Much of the analysis of this year’s UN General Assembly meetings has depicted an organization fighting for relevance, fending off obsolescence, and trying to keep new international fora—notably the G-20— from displacing it. Count me as skeptical about the skepticism. No organization has ever been declared dead as often as the UN. Just in the post-Cold War period, a host of crises have been cited as the effective end of the organization: from Bosnia to Rwanda to Iraq and Darfur. Looking at the broad sweep of the organization’s history, there have been much, much darker periods. The mid-1980s, for example, were particularly grim years for the organization.
One particular thread of the declinist conversation has the G-20 effectively displacing the UN. A case in point is this analysis from Bloomberg. It cites the decisions of leaders like Brazil’s Lula, Britain’s Cameron, and Russia’s Medvedev to skip the General Assembly meetings as evidence of the organization’s decline:
British Prime Minister David Cameron and Brazilian President Luiz Inacio Lula da Silva, whose countries both sit on the UN Security Council, won’t be in New York. Nor will Russian President Dmitry Medvedev and Prime Minister Vladimir Putin. Chinese President Hu Jintao is skipping the UN week, handing off the duty to Premier Wen Jiabao. “The UN is where you give a speech but there’s no group meeting,” said Jeffrey Shafer, who organized Group of Eight meetings as President Bill Clinton’s “sherpa” or personal representative to the gatherings. “The G-20 will have a more focused agenda than the UN, and it shows the primacy of the economic agenda.”
First, the case for the UN’s relevance has never really revolved around the role of the General Assembly. That unwieldy body was pushed to the margins on most security issues decades ago. The fact that the UN now comprises more than 190 states means that General Assembly meetings have become increasingly chaotic. It’s hardly surprising that some national leaders have chosen to skip the proceedings. The case for the UN’s continuing relevance is strongest on security issues and via the institution of the Security Council. And there’s plenty of reason to doubt that the G-20 is ready to displace the Council.
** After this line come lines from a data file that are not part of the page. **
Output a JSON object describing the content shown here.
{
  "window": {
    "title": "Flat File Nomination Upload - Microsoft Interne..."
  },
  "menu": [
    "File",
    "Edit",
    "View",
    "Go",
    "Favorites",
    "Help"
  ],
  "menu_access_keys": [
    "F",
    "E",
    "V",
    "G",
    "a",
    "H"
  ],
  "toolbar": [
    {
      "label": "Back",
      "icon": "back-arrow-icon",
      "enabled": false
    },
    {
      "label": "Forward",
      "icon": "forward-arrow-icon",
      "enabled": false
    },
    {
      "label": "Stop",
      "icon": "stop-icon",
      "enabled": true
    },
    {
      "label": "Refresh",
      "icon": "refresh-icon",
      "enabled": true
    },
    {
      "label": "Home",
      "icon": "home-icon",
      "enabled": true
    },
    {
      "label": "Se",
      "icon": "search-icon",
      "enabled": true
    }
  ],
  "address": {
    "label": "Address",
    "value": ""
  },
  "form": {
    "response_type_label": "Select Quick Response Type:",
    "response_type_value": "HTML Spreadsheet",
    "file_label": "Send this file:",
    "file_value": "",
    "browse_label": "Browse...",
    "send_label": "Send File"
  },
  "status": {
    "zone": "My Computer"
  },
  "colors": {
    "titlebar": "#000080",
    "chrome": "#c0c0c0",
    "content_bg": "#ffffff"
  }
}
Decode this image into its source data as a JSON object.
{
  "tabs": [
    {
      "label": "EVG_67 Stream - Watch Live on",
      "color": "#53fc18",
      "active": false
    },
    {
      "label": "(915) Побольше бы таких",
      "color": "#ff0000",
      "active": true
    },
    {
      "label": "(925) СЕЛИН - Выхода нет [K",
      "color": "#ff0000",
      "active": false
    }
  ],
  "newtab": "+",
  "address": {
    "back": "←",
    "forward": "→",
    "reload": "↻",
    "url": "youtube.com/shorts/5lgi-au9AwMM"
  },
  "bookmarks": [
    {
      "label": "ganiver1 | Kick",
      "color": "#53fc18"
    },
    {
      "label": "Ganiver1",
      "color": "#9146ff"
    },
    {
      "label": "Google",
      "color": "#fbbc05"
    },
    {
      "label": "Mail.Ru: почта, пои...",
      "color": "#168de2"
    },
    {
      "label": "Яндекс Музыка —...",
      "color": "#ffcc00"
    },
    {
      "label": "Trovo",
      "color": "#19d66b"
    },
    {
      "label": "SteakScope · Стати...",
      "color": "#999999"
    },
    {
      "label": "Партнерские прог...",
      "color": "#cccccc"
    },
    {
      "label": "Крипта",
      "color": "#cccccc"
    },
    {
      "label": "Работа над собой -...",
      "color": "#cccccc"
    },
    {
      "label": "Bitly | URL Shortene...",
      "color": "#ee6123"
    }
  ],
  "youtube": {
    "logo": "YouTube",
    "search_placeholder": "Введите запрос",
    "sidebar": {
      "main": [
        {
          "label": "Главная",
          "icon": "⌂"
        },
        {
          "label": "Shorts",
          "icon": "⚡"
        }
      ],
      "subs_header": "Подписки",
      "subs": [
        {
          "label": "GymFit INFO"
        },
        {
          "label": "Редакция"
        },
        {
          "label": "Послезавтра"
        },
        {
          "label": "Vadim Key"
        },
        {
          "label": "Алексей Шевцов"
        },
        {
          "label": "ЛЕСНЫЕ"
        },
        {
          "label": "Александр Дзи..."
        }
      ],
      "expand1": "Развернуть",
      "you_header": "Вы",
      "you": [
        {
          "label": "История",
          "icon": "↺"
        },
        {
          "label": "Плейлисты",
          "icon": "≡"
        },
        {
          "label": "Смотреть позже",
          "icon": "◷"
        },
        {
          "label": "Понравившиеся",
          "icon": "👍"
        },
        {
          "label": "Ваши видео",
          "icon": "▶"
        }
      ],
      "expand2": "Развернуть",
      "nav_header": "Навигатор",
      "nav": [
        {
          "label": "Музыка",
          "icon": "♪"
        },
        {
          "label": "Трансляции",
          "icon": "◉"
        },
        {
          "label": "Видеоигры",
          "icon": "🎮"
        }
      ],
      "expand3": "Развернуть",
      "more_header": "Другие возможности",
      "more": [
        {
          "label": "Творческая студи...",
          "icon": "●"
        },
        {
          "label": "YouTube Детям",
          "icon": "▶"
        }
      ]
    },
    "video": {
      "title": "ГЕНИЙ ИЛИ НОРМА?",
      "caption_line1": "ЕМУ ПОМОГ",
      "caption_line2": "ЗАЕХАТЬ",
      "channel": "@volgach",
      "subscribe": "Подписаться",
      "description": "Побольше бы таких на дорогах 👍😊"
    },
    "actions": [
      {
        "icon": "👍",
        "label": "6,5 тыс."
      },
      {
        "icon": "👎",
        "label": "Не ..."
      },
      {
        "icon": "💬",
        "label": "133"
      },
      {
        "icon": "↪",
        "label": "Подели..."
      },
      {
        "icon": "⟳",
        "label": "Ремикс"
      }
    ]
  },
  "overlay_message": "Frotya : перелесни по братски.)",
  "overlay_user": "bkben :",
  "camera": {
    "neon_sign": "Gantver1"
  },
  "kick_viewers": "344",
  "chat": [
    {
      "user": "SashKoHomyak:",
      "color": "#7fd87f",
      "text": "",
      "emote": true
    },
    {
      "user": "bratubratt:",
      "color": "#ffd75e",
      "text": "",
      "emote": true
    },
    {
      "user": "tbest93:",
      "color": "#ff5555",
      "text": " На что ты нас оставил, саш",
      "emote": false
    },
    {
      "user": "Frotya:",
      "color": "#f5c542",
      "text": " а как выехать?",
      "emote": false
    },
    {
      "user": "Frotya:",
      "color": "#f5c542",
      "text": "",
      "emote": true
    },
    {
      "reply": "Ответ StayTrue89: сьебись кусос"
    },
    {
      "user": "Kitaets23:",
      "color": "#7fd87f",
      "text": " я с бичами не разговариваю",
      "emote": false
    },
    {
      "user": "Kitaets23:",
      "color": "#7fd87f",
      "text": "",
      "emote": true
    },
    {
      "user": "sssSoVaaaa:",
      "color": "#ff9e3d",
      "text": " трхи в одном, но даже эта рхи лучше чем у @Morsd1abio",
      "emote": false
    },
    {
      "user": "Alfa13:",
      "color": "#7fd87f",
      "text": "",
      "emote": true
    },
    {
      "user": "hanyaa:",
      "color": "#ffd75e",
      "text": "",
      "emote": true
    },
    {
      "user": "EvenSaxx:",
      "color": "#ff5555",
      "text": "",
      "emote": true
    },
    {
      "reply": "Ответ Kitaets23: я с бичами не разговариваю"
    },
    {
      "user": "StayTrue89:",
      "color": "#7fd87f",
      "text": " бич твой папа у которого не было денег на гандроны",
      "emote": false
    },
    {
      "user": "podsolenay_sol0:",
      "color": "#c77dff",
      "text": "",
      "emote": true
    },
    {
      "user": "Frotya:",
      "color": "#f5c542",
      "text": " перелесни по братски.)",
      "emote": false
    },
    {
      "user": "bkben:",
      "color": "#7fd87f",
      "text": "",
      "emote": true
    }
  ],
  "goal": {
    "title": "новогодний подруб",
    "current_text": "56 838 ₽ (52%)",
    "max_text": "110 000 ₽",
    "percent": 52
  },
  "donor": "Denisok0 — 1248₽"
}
First, the G-20’s agenda is almost exclusively financial in nature. Economic issues may have priority now, but they won’t always. When a major security issue, such as Iran, becomes central, so too does the Security Council. True, the G-20 could start to become an important informal place for discussing security challenges. The G-8 itself occasionally played that role, most notably during the 1999 Kosovo crisis. Diplomats involved during that episode cited the forum’s flexibility and informality as key advantages. But even then, the action returned to the Security Council, in large part because the G-8 has no formal legal power and the Security Council does. When it comes to securing legitimacy for some international initiative, the Council is still at the top of the heap.
There’s another important point: the G-20 is large, and it’s not yet clear how manageable it is as a regular forum for major-power discussion and debate. For all its deficiencies, the Security Council’s inner circle of the permanent five (sometimes, as with Iran, informally expanded to include another state like Germany) is a much more convenient forum for structuring international responses on security issues. And the P5 are going to fight to retain their privileges; witness their stiff-arming of Turkey and Brazil during the Iran sanctions debate. Like it or not, the UN is sticking around.